Read the records below and copy each line that contains "arrow".

(RECORDS SHOWN)

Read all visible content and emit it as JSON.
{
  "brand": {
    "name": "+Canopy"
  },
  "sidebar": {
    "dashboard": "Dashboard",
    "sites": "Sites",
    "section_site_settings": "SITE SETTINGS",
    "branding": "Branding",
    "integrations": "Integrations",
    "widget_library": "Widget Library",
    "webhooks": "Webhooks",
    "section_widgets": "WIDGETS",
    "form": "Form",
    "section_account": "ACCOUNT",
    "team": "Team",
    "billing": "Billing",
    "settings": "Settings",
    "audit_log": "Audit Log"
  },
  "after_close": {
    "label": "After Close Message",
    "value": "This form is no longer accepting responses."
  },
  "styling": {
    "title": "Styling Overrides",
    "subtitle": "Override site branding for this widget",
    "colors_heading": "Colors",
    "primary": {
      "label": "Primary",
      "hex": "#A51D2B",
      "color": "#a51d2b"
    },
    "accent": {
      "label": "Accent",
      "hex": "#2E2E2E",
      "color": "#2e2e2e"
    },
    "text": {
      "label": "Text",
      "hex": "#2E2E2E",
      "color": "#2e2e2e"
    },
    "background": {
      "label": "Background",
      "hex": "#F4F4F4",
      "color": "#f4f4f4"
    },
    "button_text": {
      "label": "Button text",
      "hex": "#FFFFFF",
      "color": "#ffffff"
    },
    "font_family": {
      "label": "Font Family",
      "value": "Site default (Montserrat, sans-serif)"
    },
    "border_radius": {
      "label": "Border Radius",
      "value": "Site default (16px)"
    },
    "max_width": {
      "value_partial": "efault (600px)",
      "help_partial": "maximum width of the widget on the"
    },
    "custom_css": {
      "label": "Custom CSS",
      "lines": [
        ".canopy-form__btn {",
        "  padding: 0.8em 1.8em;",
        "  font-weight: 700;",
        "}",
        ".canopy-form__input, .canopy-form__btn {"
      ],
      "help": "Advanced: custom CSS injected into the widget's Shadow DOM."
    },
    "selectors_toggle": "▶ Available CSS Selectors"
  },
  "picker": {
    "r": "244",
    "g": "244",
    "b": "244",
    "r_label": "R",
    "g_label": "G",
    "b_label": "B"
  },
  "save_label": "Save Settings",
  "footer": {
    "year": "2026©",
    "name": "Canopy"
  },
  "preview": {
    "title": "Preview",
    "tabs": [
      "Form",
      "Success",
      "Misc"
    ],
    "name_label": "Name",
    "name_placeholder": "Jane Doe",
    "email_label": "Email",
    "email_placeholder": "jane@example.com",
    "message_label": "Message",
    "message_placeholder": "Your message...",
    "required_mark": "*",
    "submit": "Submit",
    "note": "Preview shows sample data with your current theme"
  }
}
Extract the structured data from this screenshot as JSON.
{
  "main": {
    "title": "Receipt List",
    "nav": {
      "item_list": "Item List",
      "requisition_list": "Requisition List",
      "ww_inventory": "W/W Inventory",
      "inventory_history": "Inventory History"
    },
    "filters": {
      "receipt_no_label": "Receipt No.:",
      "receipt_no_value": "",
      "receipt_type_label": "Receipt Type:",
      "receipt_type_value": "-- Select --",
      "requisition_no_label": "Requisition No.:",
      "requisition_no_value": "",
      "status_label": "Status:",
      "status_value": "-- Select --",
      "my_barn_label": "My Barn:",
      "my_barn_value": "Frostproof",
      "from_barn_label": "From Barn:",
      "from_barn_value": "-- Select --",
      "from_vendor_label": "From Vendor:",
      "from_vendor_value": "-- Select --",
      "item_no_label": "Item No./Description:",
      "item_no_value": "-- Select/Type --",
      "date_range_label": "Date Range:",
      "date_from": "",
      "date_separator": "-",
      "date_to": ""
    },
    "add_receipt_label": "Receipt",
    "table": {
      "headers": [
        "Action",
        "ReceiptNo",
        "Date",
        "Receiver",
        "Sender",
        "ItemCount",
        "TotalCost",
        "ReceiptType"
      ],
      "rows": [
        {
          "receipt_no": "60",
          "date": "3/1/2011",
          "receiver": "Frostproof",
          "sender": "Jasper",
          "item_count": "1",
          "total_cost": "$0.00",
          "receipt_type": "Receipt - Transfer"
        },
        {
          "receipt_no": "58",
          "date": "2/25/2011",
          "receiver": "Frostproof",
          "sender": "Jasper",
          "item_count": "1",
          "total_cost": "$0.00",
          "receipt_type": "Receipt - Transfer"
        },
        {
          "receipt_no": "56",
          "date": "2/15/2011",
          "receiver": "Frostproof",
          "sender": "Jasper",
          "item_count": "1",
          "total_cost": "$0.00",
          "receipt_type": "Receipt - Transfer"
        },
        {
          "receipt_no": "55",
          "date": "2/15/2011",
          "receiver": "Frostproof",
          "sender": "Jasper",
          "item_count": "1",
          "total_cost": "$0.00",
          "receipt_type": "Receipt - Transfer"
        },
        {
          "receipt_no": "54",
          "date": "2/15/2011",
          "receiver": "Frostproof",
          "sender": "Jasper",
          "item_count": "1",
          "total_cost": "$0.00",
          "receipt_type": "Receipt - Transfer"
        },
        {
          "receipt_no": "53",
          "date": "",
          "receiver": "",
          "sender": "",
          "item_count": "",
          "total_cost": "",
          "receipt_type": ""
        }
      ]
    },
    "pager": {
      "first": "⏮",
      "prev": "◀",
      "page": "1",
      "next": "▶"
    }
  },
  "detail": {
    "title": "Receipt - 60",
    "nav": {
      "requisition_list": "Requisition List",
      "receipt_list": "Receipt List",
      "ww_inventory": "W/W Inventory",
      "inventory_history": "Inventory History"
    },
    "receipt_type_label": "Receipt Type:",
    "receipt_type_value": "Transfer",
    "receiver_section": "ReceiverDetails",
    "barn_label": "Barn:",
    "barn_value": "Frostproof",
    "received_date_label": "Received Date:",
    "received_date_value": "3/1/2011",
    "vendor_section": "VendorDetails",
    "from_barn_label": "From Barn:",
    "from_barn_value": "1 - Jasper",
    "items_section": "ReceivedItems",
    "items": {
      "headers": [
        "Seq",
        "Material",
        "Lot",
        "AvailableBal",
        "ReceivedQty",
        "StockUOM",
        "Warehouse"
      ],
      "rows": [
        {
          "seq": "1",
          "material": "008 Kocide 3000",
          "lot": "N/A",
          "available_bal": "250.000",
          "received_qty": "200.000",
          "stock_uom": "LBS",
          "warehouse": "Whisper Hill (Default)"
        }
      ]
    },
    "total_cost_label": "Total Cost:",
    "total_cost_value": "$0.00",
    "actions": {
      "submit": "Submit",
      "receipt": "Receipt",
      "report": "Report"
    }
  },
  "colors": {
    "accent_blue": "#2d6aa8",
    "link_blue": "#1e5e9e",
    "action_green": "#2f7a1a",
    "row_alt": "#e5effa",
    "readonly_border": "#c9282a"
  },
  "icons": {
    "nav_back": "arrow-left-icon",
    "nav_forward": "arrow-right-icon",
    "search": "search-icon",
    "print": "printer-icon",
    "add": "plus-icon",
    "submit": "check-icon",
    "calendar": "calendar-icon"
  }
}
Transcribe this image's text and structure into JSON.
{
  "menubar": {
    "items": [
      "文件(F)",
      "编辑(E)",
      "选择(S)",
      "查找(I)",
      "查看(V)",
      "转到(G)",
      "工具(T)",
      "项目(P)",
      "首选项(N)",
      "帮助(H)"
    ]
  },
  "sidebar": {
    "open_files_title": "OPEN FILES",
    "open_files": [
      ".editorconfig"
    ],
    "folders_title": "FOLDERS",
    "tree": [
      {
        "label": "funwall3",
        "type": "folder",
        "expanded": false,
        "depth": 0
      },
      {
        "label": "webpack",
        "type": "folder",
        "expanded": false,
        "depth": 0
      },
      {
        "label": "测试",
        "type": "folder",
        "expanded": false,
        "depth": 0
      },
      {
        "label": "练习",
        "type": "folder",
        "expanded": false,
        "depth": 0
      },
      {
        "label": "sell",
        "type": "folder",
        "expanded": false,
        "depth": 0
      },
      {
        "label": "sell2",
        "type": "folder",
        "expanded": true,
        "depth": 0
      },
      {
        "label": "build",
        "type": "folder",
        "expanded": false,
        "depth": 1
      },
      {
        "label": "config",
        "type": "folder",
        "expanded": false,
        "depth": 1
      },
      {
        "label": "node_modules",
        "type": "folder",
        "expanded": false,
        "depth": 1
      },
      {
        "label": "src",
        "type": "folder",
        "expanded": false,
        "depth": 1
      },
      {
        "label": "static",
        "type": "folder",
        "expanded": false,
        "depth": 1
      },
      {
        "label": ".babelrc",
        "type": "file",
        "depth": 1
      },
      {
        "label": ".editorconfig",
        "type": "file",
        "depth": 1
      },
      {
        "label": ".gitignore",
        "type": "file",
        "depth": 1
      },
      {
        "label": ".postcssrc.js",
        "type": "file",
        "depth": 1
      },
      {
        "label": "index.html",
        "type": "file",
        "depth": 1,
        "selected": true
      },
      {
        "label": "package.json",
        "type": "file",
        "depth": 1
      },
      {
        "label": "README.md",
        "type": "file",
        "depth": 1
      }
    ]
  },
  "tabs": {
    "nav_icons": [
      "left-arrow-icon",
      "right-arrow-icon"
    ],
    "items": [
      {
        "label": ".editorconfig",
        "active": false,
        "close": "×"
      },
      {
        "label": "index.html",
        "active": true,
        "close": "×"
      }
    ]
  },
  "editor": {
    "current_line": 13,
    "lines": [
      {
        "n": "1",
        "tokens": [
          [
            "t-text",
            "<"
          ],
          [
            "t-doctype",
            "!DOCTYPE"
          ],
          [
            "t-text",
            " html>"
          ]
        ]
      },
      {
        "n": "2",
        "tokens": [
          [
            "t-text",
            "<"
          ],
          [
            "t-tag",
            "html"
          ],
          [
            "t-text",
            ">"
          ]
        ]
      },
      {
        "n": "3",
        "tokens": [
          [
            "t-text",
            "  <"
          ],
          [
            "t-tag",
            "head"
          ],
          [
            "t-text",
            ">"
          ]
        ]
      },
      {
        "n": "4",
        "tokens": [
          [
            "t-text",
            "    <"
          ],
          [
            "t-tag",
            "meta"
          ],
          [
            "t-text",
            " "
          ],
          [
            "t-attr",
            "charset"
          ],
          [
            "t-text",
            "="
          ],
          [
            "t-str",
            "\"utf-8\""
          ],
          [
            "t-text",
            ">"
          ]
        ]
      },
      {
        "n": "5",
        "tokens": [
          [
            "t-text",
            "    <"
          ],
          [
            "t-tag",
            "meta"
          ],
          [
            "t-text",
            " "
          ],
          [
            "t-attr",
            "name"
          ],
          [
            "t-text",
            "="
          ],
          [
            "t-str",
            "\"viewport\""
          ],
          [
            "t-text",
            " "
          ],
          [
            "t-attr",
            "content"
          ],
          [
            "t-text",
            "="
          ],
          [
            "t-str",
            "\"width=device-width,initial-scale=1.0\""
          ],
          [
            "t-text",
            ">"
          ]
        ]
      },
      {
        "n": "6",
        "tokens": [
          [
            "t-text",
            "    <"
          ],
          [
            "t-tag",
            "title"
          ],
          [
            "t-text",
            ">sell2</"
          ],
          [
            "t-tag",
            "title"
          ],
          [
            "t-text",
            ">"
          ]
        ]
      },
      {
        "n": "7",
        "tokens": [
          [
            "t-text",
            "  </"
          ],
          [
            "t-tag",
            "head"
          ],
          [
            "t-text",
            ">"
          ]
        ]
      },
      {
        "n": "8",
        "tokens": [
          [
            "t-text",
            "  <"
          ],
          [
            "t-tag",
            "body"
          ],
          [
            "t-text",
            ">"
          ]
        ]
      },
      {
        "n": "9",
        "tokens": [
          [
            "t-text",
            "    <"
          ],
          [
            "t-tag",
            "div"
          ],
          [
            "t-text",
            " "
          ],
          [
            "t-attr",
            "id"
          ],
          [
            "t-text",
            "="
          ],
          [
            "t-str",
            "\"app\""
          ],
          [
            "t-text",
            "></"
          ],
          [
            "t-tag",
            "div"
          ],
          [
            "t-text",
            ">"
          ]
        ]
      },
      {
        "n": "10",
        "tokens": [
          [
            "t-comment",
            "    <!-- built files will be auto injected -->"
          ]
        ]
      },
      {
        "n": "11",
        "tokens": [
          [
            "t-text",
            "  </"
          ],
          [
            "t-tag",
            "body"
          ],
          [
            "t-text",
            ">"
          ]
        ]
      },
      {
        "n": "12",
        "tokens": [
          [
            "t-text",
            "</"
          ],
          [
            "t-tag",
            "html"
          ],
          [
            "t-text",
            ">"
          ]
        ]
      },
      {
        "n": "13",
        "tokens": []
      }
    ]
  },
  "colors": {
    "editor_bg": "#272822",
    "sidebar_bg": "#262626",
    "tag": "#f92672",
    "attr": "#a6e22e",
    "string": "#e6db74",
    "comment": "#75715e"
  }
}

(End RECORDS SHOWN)

**SOLUTION TO THE EXERCISE**
    "nav_back": "arrow-left-icon",
    "nav_forward": "arrow-right-icon",
      "left-arrow-icon",
      "right-arrow-icon"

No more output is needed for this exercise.